Our thanks to content marketer Joan Selby for this guest contribution!

Email marketing is one of the most useful tools there is for indie authors to stay in touch with their readers. Unfortunately, there’s a misconception that email marketing is all old-hat, with many authors focussing more on social media marketing and blogging than on building a high-quality email list.

But failing to take advantage of email is a rookie mistake. After all, one report from McKinsey found that email is 40 times more effective at acquiring new customers than Facebook and Twitter. That’s partly because when you send out an email, it arrives straight in someone’s inbox – a bit like personally calling each of your readers whenever you have an update, but with a lot less hassle.

Many authors don’t know where to start with email marketing, which is where this post comes in. So, without further ado, here are five top tips to help self-published authors to build up a decent email list.

1.    Offer freebies in exchange for sign-ups

Including an email sign-up form on your website is all well and good, but if you really want your list to grow then it’s a good idea to offer a freebie in exchange for your visitors’ details. This gives people an extra incentive to provide their information because, let’s face it, everyone loves a freebie.

Many digital marketers use a similar tactic, running webinars or releasing e-books in an attempt to capture data. Authors can take that concept and run with it – for example, you could create an exclusive bonus scene for one of your novels that’s only available to people who join your mailing list.

2.    Proofread every email

Nobody likes a typo, but it’s even more important for authors to make sure that everything they send is well-written and error-free. If your emails include spelling mistakes and grammar fails, they could be doing more harm than good – after all, if people think you can’t write a decent email, what will they think about your books?

Steve Reed from SuperiorPapers points out another reason why proofreading is important. “Even a single spelling mistake can cost sales,” he explains, citing a 2011 experiment by internet entrepreneur Charles Duncombe. “So whether you’re writing an essay, publishing a book or sending out a marketing email, you’ll want to remember that proofreading isn’t optional – it’s essential.

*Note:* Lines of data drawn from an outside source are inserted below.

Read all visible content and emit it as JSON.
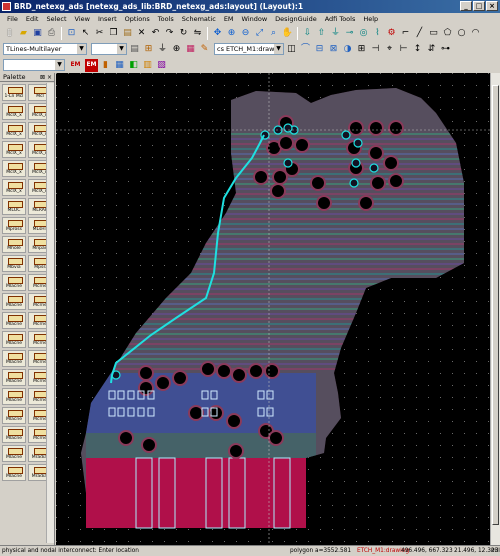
{
  "window": {
    "title": "BRD_netexg_ads [netexg_ads_lib:BRD_netexg_ads:layout] (Layout):1",
    "controls": [
      "_",
      "□",
      "×"
    ]
  },
  "menus": [
    "File",
    "Edit",
    "Select",
    "View",
    "Insert",
    "Options",
    "Tools",
    "Schematic",
    "EM",
    "Window",
    "DesignGuide",
    "Adfi Tools",
    "Help"
  ],
  "toolbar2": {
    "library_combo": "TLines-Multilayer",
    "layer_combo": "cs ETCH_M1:drawing"
  },
  "toolbar3": {
    "em_label_1": "EM",
    "em_label_2": "EM"
  },
  "palette": {
    "title": "Palette",
    "items": [
      "1-Ln Mcl",
      "Mcl",
      "MclX_x",
      "MclX_n",
      "MclX_x",
      "MclX_n",
      "MclX_x",
      "MclX_n",
      "MclX_x",
      "MclX_n",
      "MclX_x",
      "MclX_n",
      "MLOC",
      "MLRAP",
      "Mpross",
      "MLsHT",
      "Mhole",
      "Mnpad",
      "Mbvia",
      "Mpss",
      "Mlacne",
      "Mcrne",
      "Mlacne",
      "Mcrne",
      "Mlacne",
      "Mcrne",
      "Mlacne",
      "Mcrne",
      "Mlacne",
      "Mcrne",
      "Mlacne",
      "Mcrne",
      "Mlacne",
      "Mcrne",
      "Mlacne",
      "Mcrne",
      "Mlacne",
      "Mcrne",
      "Mlacne",
      "Mradial",
      "Mlacne",
      "Mradial"
    ]
  },
  "status": {
    "hint": "physical and nodal interconnect: Enter location",
    "polygon": "polygon a=3552.581",
    "layer": "ETCH_M1:drawing",
    "coords": "496.496, 667.323",
    "coords2": "21.496, 12.323",
    "units": "mil"
  },
  "colors": {
    "layer_status": "#c00000",
    "canvas": "#000000",
    "trace": "#1fe0e0"
  }
}
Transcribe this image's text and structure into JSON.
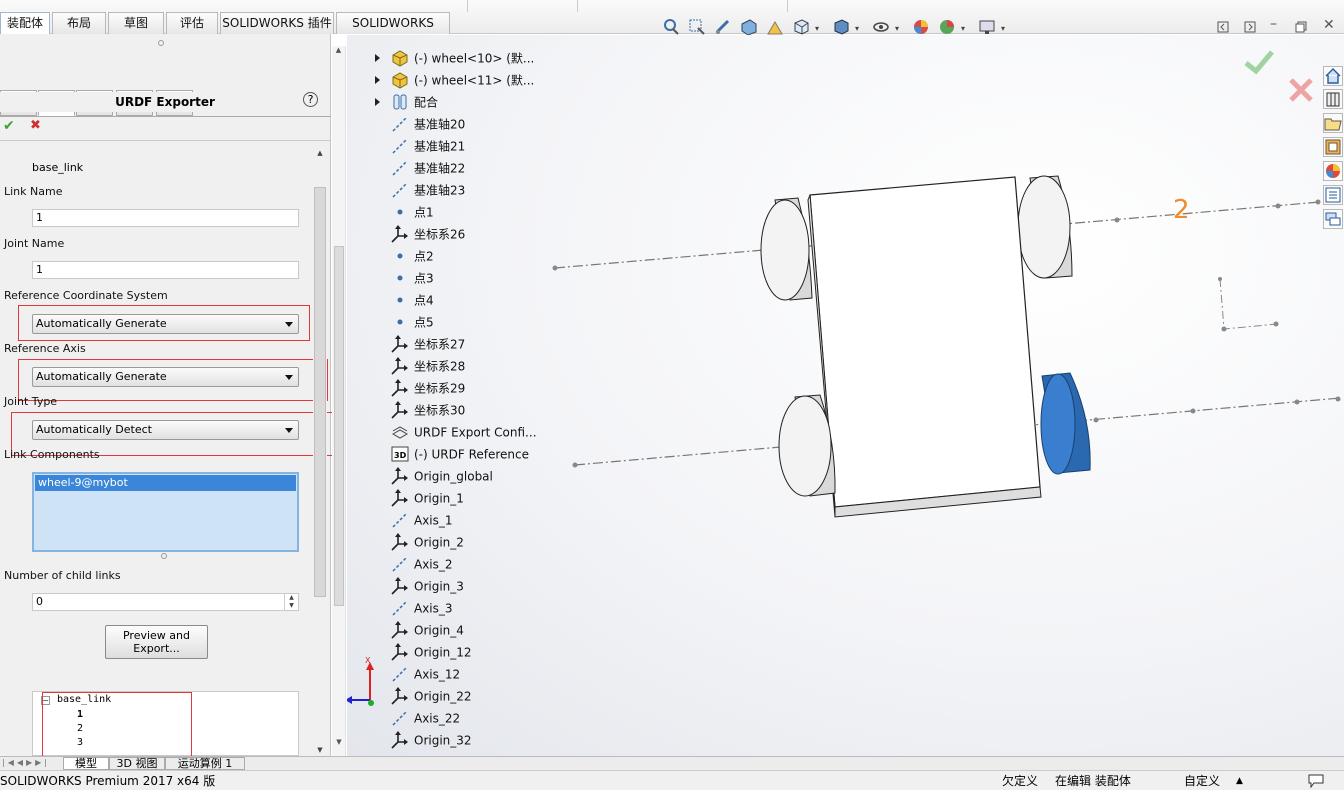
{
  "tabs": [
    {
      "label": "装配体",
      "active": true
    },
    {
      "label": "布局"
    },
    {
      "label": "草图"
    },
    {
      "label": "评估"
    },
    {
      "label": "SOLIDWORKS 插件"
    },
    {
      "label": "SOLIDWORKS MBD"
    }
  ],
  "panel": {
    "title": "URDF Exporter",
    "help": "?",
    "ok": "✔",
    "cancel": "✖",
    "parent_link_value": "base_link",
    "link_name_label": "Link Name",
    "link_name_value": "1",
    "joint_name_label": "Joint Name",
    "joint_name_value": "1",
    "ref_coord_label": "Reference Coordinate System",
    "ref_coord_value": "Automatically Generate",
    "ref_axis_label": "Reference Axis",
    "ref_axis_value": "Automatically Generate",
    "joint_type_label": "Joint Type",
    "joint_type_value": "Automatically Detect",
    "link_components_label": "Link Components",
    "link_component_item": "wheel-9@mybot",
    "child_links_label": "Number of child links",
    "child_links_value": "0",
    "preview_button_line1": "Preview and",
    "preview_button_line2": "Export...",
    "link_tree": {
      "root": "base_link",
      "children": [
        "1",
        "2",
        "3"
      ]
    }
  },
  "feature_tree": [
    {
      "label": "(-) wheel<10> (默...",
      "icon": "part-icon",
      "expand": true
    },
    {
      "label": "(-) wheel<11> (默...",
      "icon": "part-icon",
      "expand": true
    },
    {
      "label": "配合",
      "icon": "mates-icon",
      "expand": true
    },
    {
      "label": "基准轴20",
      "icon": "axis-icon"
    },
    {
      "label": "基准轴21",
      "icon": "axis-icon"
    },
    {
      "label": "基准轴22",
      "icon": "axis-icon"
    },
    {
      "label": "基准轴23",
      "icon": "axis-icon"
    },
    {
      "label": "点1",
      "icon": "point-icon"
    },
    {
      "label": "坐标系26",
      "icon": "coordinate-system-icon"
    },
    {
      "label": "点2",
      "icon": "point-icon"
    },
    {
      "label": "点3",
      "icon": "point-icon"
    },
    {
      "label": "点4",
      "icon": "point-icon"
    },
    {
      "label": "点5",
      "icon": "point-icon"
    },
    {
      "label": "坐标系27",
      "icon": "coordinate-system-icon"
    },
    {
      "label": "坐标系28",
      "icon": "coordinate-system-icon"
    },
    {
      "label": "坐标系29",
      "icon": "coordinate-system-icon"
    },
    {
      "label": "坐标系30",
      "icon": "coordinate-system-icon"
    },
    {
      "label": "URDF Export Confi...",
      "icon": "urdf-config-icon"
    },
    {
      "label": "(-) URDF Reference",
      "icon": "3d-sketch-icon"
    },
    {
      "label": "Origin_global",
      "icon": "coordinate-system-icon"
    },
    {
      "label": "Origin_1",
      "icon": "coordinate-system-icon"
    },
    {
      "label": "Axis_1",
      "icon": "axis-icon"
    },
    {
      "label": "Origin_2",
      "icon": "coordinate-system-icon"
    },
    {
      "label": "Axis_2",
      "icon": "axis-icon"
    },
    {
      "label": "Origin_3",
      "icon": "coordinate-system-icon"
    },
    {
      "label": "Axis_3",
      "icon": "axis-icon"
    },
    {
      "label": "Origin_4",
      "icon": "coordinate-system-icon"
    },
    {
      "label": "Origin_12",
      "icon": "coordinate-system-icon"
    },
    {
      "label": "Axis_12",
      "icon": "axis-icon"
    },
    {
      "label": "Origin_22",
      "icon": "coordinate-system-icon"
    },
    {
      "label": "Axis_22",
      "icon": "axis-icon"
    },
    {
      "label": "Origin_32",
      "icon": "coordinate-system-icon"
    }
  ],
  "viewport": {
    "annotation": "2",
    "triad_label_x": "X"
  },
  "bottom_tabs": [
    "模型",
    "3D 视图",
    "运动算例 1"
  ],
  "status": {
    "app": "SOLIDWORKS Premium 2017 x64 版",
    "undefined": "欠定义",
    "editing": "在编辑 装配体",
    "custom": "自定义"
  },
  "colors": {
    "accent": "#2f6fd0",
    "selected_wheel": "#3a7fcf",
    "highlight_box": "#e0393b",
    "confirm_green": "#3aa33a"
  }
}
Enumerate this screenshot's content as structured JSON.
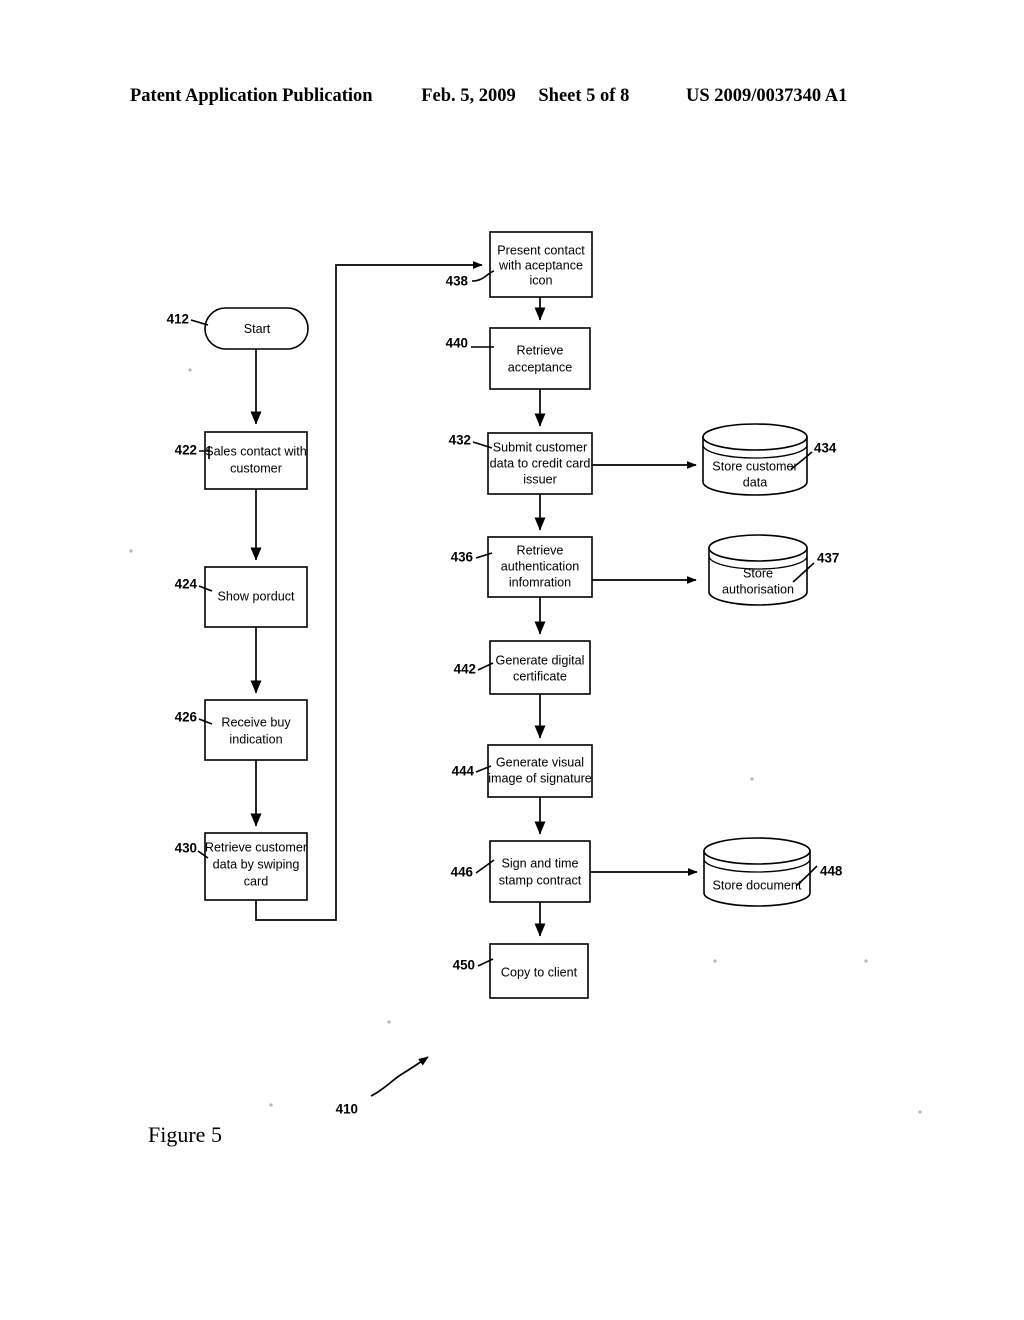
{
  "header": {
    "publication": "Patent Application Publication",
    "date": "Feb. 5, 2009",
    "sheet": "Sheet 5 of 8",
    "patent_number": "US 2009/0037340 A1"
  },
  "figure": {
    "caption": "Figure 5",
    "diagram_ref": "410"
  },
  "colors": {
    "ink": "#000000",
    "page": "#ffffff"
  },
  "chart_data": {
    "type": "diagram",
    "title": "Figure 5",
    "diagram_kind": "flowchart"
  },
  "nodes": {
    "start": {
      "ref": "412",
      "shape": "oval",
      "lines": [
        "Start"
      ]
    },
    "sales_contact": {
      "ref": "422",
      "shape": "rect",
      "lines": [
        "Sales contact with",
        "customer"
      ]
    },
    "show_product": {
      "ref": "424",
      "shape": "rect",
      "lines": [
        "Show porduct"
      ]
    },
    "receive_buy": {
      "ref": "426",
      "shape": "rect",
      "lines": [
        "Receive buy",
        "indication"
      ]
    },
    "retrieve_customer_data": {
      "ref": "430",
      "shape": "rect",
      "lines": [
        "Retrieve customer",
        "data by swiping",
        "card"
      ]
    },
    "present_contact": {
      "ref": "438",
      "shape": "rect",
      "lines": [
        "Present contact",
        "with aceptance",
        "icon"
      ]
    },
    "retrieve_acceptance": {
      "ref": "440",
      "shape": "rect",
      "lines": [
        "Retrieve",
        "acceptance"
      ]
    },
    "submit_customer_data": {
      "ref": "432",
      "shape": "rect",
      "lines": [
        "Submit customer",
        "data to credit card",
        "issuer"
      ]
    },
    "store_customer_data": {
      "ref": "434",
      "shape": "cylinder",
      "lines": [
        "Store customer",
        "data"
      ]
    },
    "retrieve_authentication": {
      "ref": "436",
      "shape": "rect",
      "lines": [
        "Retrieve",
        "authentication",
        "infomration"
      ]
    },
    "store_authorisation": {
      "ref": "437",
      "shape": "cylinder",
      "lines": [
        "Store",
        "authorisation"
      ]
    },
    "generate_certificate": {
      "ref": "442",
      "shape": "rect",
      "lines": [
        "Generate digital",
        "certificate"
      ]
    },
    "generate_visual_image": {
      "ref": "444",
      "shape": "rect",
      "lines": [
        "Generate visual",
        "image of signature"
      ]
    },
    "sign_timestamp": {
      "ref": "446",
      "shape": "rect",
      "lines": [
        "Sign and time",
        "stamp contract"
      ]
    },
    "store_document": {
      "ref": "448",
      "shape": "cylinder",
      "lines": [
        "Store document"
      ]
    },
    "copy_to_client": {
      "ref": "450",
      "shape": "rect",
      "lines": [
        "Copy to client"
      ]
    }
  }
}
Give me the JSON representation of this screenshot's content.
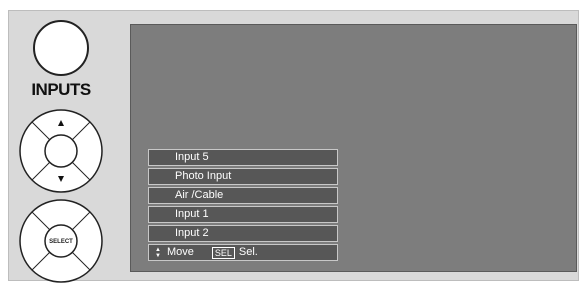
{
  "remote": {
    "inputs_label": "INPUTS",
    "select_label": "SELECT",
    "icons": [
      "inputs-button",
      "up-arrow-icon",
      "down-arrow-icon",
      "select-button"
    ]
  },
  "menu": {
    "items": [
      {
        "label": "Input 5"
      },
      {
        "label": "Photo Input"
      },
      {
        "label": "Air /Cable"
      },
      {
        "label": "Input 1"
      },
      {
        "label": "Input 2"
      }
    ],
    "hint": {
      "move_label": "Move",
      "sel_key": "SEL",
      "sel_label": "Sel."
    }
  },
  "colors": {
    "screen": "#7d7d7d",
    "menu_item_bg": "#575757",
    "menu_border": "#c8c8c8",
    "panel": "#d9d9d9"
  }
}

3.    Send your emails on a schedule

Setting a schedule and sticking to it will help to build up anticipation ahead of your emails. For example, if your subscribers know that you send out an email every Friday afternoon, they’ll keep their eyes on their inboxes until it arrives. This can also help to establish a routine – if you send out ad-hoc emails every couple of months, people will forget that they’re on your list and potentially get annoyed when they finally hear from you.

That’s not to say that you can never break your schedule – in fact, the best approach is usually to follow a schedule while sending out additional emails as needed. That way, your regular emails set expectations while any extra emails are an unexpected bonus.

4.    Measure and test

One of the biggest advantages of email marketing – and digital marketing in general – is that you can measure and monitor the performance of almost everything. You’ll want to measure the average open and click-through rates of your emails – as well as whether people are unsubscribing and how many of the emails bounced back – to keep an eye on the health of your list over time.

Most email marketing providers also allow you to carry out A/B tests. This means you can change a single element – such as the subject line – and send out each of the two variants to half of your list. You can then identify which subject line worked best – and figure out how to apply that to your next batch of emails.

5.    Obey the law

Many countries – including the US and the UK – have strict laws in place that govern the way that you can use people’s data. As a general rule, you should never add someone to your list unless they specifically ask to join it, and you should make it as easy as possible for people to unsubscribe. You also need to include your real-world mailing address.

You should also avoid buying lists from other people. While this can be done legally, it’s an ethical grey area and unlikely to lead to sales or reader engagement. Focus on developing your own list instead – you won’t regret it.


Email marketing is a fantastic way to stay front of mind and to let your readers know about everything from competitions to new releases. In fact, timing an email campaign to coincide with a new book launch is a great way to make a splash when your book comes out – and to get those all-important early sales. Good luck.

Joan Selby is a content marketer and a blogger; a graduate of California Institute of the Arts and a fancy-shoe lover; a writer by day and reader by night, giving a creative touch to everything. Find her on Twitter and Facebook